[Dataset rows describing interfaces]
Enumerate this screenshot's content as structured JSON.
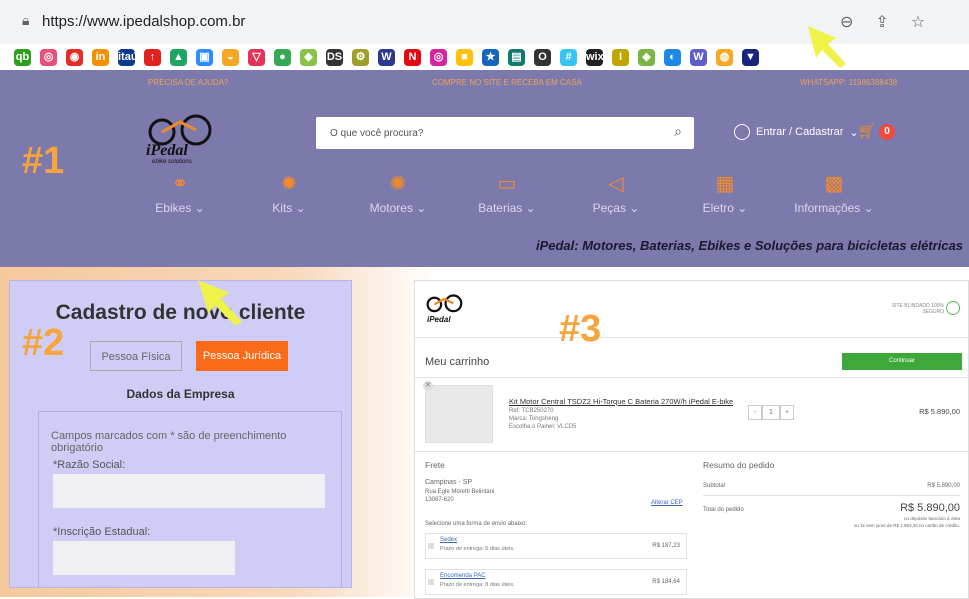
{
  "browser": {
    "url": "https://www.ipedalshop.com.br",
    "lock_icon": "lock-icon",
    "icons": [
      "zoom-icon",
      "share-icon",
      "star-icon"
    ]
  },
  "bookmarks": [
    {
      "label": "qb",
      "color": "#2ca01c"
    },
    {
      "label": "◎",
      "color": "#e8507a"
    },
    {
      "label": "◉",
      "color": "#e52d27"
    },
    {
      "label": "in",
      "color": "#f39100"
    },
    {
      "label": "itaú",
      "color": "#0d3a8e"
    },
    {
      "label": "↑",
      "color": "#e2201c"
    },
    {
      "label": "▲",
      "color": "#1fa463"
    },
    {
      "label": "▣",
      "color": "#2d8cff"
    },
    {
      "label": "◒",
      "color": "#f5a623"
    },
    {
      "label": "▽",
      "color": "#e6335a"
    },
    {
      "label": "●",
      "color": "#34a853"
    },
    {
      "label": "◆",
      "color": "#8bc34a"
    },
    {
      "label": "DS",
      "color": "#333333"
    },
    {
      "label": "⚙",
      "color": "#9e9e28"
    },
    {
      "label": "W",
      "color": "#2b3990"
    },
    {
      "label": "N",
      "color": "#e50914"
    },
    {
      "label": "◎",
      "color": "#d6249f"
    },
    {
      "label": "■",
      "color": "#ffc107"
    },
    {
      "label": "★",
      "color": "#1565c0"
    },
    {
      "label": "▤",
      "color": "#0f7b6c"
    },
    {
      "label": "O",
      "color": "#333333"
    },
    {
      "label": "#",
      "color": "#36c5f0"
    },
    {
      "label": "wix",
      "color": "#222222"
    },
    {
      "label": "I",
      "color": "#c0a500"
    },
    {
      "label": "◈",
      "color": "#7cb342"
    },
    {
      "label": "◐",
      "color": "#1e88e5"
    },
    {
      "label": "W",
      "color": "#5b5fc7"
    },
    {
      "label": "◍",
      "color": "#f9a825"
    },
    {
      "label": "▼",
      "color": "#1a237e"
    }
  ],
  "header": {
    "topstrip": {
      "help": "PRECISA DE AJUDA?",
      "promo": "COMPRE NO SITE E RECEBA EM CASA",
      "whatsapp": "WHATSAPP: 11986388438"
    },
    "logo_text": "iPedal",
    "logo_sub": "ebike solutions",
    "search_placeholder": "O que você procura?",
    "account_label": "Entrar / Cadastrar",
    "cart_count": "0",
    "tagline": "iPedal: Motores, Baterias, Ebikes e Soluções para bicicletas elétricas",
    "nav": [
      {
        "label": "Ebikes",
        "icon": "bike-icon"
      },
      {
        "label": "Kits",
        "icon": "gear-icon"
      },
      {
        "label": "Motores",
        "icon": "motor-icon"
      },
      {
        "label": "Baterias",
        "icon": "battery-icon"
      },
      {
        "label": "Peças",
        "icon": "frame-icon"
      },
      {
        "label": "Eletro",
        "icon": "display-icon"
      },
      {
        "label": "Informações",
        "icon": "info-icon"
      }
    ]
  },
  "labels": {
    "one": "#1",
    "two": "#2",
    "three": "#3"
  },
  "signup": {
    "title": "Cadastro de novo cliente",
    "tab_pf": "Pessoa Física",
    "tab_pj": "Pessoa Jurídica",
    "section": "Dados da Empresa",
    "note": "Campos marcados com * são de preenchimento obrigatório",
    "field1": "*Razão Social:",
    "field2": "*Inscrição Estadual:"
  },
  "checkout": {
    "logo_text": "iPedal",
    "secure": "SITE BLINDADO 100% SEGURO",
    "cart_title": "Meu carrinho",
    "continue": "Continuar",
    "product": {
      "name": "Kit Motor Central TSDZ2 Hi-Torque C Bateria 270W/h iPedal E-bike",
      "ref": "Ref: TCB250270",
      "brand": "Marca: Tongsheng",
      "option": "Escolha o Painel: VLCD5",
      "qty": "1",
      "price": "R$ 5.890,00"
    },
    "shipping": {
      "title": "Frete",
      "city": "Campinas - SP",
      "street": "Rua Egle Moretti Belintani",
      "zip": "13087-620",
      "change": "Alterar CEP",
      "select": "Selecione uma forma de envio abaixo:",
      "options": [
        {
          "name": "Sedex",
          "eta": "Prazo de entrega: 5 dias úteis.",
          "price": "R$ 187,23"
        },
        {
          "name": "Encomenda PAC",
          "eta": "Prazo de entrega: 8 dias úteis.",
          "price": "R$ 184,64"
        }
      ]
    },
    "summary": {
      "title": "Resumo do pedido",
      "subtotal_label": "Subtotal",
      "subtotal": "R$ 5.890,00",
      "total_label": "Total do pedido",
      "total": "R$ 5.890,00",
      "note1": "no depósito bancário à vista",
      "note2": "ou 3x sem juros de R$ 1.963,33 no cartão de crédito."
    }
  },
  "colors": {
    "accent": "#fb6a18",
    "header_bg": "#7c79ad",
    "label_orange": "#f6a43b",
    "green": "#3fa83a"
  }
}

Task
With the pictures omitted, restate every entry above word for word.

Exercise answer
Enumerate this screenshot's content as structured JSON.
{
  "browser": {
    "url": "https://www.ipedalshop.com.br",
    "lock_icon": "lock-icon",
    "icons": [
      "zoom-icon",
      "share-icon",
      "star-icon"
    ]
  },
  "bookmarks": [
    {
      "label": "qb",
      "color": "#2ca01c"
    },
    {
      "label": "◎",
      "color": "#e8507a"
    },
    {
      "label": "◉",
      "color": "#e52d27"
    },
    {
      "label": "in",
      "color": "#f39100"
    },
    {
      "label": "itaú",
      "color": "#0d3a8e"
    },
    {
      "label": "↑",
      "color": "#e2201c"
    },
    {
      "label": "▲",
      "color": "#1fa463"
    },
    {
      "label": "▣",
      "color": "#2d8cff"
    },
    {
      "label": "◒",
      "color": "#f5a623"
    },
    {
      "label": "▽",
      "color": "#e6335a"
    },
    {
      "label": "●",
      "color": "#34a853"
    },
    {
      "label": "◆",
      "color": "#8bc34a"
    },
    {
      "label": "DS",
      "color": "#333333"
    },
    {
      "label": "⚙",
      "color": "#9e9e28"
    },
    {
      "label": "W",
      "color": "#2b3990"
    },
    {
      "label": "N",
      "color": "#e50914"
    },
    {
      "label": "◎",
      "color": "#d6249f"
    },
    {
      "label": "■",
      "color": "#ffc107"
    },
    {
      "label": "★",
      "color": "#1565c0"
    },
    {
      "label": "▤",
      "color": "#0f7b6c"
    },
    {
      "label": "O",
      "color": "#333333"
    },
    {
      "label": "#",
      "color": "#36c5f0"
    },
    {
      "label": "wix",
      "color": "#222222"
    },
    {
      "label": "I",
      "color": "#c0a500"
    },
    {
      "label": "◈",
      "color": "#7cb342"
    },
    {
      "label": "◐",
      "color": "#1e88e5"
    },
    {
      "label": "W",
      "color": "#5b5fc7"
    },
    {
      "label": "◍",
      "color": "#f9a825"
    },
    {
      "label": "▼",
      "color": "#1a237e"
    }
  ],
  "header": {
    "topstrip": {
      "help": "PRECISA DE AJUDA?",
      "promo": "COMPRE NO SITE E RECEBA EM CASA",
      "whatsapp": "WHATSAPP: 11986388438"
    },
    "logo_text": "iPedal",
    "logo_sub": "ebike solutions",
    "search_placeholder": "O que você procura?",
    "account_label": "Entrar / Cadastrar",
    "cart_count": "0",
    "tagline": "iPedal: Motores, Baterias, Ebikes e Soluções para bicicletas elétricas",
    "nav": [
      {
        "label": "Ebikes",
        "icon": "bike-icon"
      },
      {
        "label": "Kits",
        "icon": "gear-icon"
      },
      {
        "label": "Motores",
        "icon": "motor-icon"
      },
      {
        "label": "Baterias",
        "icon": "battery-icon"
      },
      {
        "label": "Peças",
        "icon": "frame-icon"
      },
      {
        "label": "Eletro",
        "icon": "display-icon"
      },
      {
        "label": "Informações",
        "icon": "info-icon"
      }
    ]
  },
  "labels": {
    "one": "#1",
    "two": "#2",
    "three": "#3"
  },
  "signup": {
    "title": "Cadastro de novo cliente",
    "tab_pf": "Pessoa Física",
    "tab_pj": "Pessoa Jurídica",
    "section": "Dados da Empresa",
    "note": "Campos marcados com * são de preenchimento obrigatório",
    "field1": "*Razão Social:",
    "field2": "*Inscrição Estadual:"
  },
  "checkout": {
    "logo_text": "iPedal",
    "secure": "SITE BLINDADO 100% SEGURO",
    "cart_title": "Meu carrinho",
    "continue": "Continuar",
    "product": {
      "name": "Kit Motor Central TSDZ2 Hi-Torque C Bateria 270W/h iPedal E-bike",
      "ref": "Ref: TCB250270",
      "brand": "Marca: Tongsheng",
      "option": "Escolha o Painel: VLCD5",
      "qty": "1",
      "price": "R$ 5.890,00"
    },
    "shipping": {
      "title": "Frete",
      "city": "Campinas - SP",
      "street": "Rua Egle Moretti Belintani",
      "zip": "13087-620",
      "change": "Alterar CEP",
      "select": "Selecione uma forma de envio abaixo:",
      "options": [
        {
          "name": "Sedex",
          "eta": "Prazo de entrega: 5 dias úteis.",
          "price": "R$ 187,23"
        },
        {
          "name": "Encomenda PAC",
          "eta": "Prazo de entrega: 8 dias úteis.",
          "price": "R$ 184,64"
        }
      ]
    },
    "summary": {
      "title": "Resumo do pedido",
      "subtotal_label": "Subtotal",
      "subtotal": "R$ 5.890,00",
      "total_label": "Total do pedido",
      "total": "R$ 5.890,00",
      "note1": "no depósito bancário à vista",
      "note2": "ou 3x sem juros de R$ 1.963,33 no cartão de crédito."
    }
  },
  "colors": {
    "accent": "#fb6a18",
    "header_bg": "#7c79ad",
    "label_orange": "#f6a43b",
    "green": "#3fa83a"
  }
}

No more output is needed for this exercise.